Battling the Winter Blues with Light Therapy

Battling the Winter Blues with Light Therapy

We have a nor’easter coming this week. It’s not even Thanksgiving, and it seems the winter weather is back at UNH. While most of us think it’s pretty for a while, some people may experience “the winter blues,” known clinically as Seasonal Affective Disorder (SAD). Although SAD can occur at other times of year, the winter blues are the most common; doctors believe this is probably due to the lack of light in the wintertime. SAD is also most prevalent in northern parts of the globe for those reasons, as well as in younger people, making a place like UNH the perfect place for it to flourish.

UNH Health Services has tools to help you fend off SAD. Light therapy is a great resource to get yourself through the dark winter and it’s free to students, included in your tuition fees. I personally struggle with depression, and this time of year the winter depression just takes over. The experience with light therapy was wonderful.

The experience was wonderful. I would recommend sessions to anyone who misses the sun in the darker months – although if you think you may have depression or SAD, it is best to talk to a Health Services health care provider or a counselor at the UNH Counseling Center. I know I will be working Light Therapy into my weekly routine this winter.

Battling the Winter Blues with Light TherapyBooking my appointment was really easy. I booked mine online, checking the available windows and picking one that worked for me. I checked in at my appointment time, and a Health Services staff member took me to the room and showed me how to operate the lamp. It was simple just a switch. There was a curtain around me for privacy, and some pamphlets and information about SAD and light therapy all of which can be found on Health Services website.
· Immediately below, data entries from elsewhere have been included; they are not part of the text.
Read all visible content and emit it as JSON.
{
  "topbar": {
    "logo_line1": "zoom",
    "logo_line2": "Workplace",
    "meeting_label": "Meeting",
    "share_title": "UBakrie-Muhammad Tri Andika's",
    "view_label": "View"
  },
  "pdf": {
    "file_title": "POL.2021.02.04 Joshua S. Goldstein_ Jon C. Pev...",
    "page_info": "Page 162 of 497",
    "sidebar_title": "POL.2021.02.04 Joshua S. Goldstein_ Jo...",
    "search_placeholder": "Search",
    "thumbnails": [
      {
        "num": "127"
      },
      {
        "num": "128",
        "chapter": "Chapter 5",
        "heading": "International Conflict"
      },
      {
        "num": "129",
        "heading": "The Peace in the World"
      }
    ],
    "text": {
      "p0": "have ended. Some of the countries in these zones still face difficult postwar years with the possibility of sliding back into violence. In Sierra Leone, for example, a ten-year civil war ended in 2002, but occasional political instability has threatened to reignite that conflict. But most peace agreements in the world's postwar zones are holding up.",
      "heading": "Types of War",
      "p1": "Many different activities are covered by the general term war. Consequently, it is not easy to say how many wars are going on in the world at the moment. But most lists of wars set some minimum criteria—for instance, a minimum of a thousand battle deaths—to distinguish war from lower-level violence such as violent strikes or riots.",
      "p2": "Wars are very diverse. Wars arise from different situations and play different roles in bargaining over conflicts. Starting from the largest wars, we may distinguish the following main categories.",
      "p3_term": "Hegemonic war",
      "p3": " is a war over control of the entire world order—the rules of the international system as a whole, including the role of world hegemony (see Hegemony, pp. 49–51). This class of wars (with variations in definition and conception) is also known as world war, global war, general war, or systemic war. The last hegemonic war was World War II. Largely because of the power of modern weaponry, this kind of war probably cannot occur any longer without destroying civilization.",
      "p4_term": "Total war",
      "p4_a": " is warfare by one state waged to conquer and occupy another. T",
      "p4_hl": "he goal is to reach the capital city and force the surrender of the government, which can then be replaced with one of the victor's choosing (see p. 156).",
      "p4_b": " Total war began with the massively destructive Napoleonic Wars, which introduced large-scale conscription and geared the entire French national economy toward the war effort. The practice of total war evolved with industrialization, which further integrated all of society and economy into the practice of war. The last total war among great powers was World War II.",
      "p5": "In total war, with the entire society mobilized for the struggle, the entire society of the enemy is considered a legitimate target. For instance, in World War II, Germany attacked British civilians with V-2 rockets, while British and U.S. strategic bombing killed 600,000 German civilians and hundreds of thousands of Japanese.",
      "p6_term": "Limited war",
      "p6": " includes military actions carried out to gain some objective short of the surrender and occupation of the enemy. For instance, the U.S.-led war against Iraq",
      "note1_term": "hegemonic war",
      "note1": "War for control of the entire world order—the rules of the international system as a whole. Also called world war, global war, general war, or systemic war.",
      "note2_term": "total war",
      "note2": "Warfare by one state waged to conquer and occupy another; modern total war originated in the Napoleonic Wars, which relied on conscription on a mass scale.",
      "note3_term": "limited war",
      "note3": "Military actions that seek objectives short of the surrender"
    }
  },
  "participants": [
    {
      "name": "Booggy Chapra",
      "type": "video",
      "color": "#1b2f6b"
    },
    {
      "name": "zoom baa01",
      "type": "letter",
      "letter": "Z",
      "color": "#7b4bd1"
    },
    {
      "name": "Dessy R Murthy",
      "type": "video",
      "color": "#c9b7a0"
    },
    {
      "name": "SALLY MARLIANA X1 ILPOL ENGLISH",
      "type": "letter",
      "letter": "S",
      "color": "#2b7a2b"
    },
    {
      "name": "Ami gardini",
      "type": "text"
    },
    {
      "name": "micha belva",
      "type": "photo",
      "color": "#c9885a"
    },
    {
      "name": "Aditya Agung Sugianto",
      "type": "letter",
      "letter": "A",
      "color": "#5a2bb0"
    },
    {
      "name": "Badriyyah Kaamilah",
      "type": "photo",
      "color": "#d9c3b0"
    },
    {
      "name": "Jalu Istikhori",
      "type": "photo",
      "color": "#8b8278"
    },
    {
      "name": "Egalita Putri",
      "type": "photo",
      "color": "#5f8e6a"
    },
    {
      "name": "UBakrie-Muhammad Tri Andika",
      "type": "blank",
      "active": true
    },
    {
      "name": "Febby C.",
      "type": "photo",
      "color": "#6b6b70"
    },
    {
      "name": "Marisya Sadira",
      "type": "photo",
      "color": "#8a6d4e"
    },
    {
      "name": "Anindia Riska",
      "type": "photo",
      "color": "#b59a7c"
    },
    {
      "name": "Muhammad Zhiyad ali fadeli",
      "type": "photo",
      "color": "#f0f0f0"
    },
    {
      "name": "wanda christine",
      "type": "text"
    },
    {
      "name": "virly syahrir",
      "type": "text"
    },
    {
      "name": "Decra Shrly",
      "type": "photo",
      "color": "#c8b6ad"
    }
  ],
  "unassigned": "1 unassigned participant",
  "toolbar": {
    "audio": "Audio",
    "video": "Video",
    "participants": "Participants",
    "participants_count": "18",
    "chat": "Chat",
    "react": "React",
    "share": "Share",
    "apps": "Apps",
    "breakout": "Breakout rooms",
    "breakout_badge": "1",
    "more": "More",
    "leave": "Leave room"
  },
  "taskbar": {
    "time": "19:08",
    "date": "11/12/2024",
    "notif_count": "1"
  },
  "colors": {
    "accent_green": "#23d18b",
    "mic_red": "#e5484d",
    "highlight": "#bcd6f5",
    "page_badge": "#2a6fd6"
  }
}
I sat at the desk and decided to take the advice of the sign on the wall and to do something relaxing. I pulled a book of poems by Jack Gilbert from my backpack. I spent a little over a half an hour reading poems in front of the bright yet soft light, designed to mimic sunlight. At the end I switched off the lamp and returned to my car.

I felt a little better even after my first visit. I felt more alert, awake and focused; I felt as if it were a sunny day and not a terrible, rainy, November morning.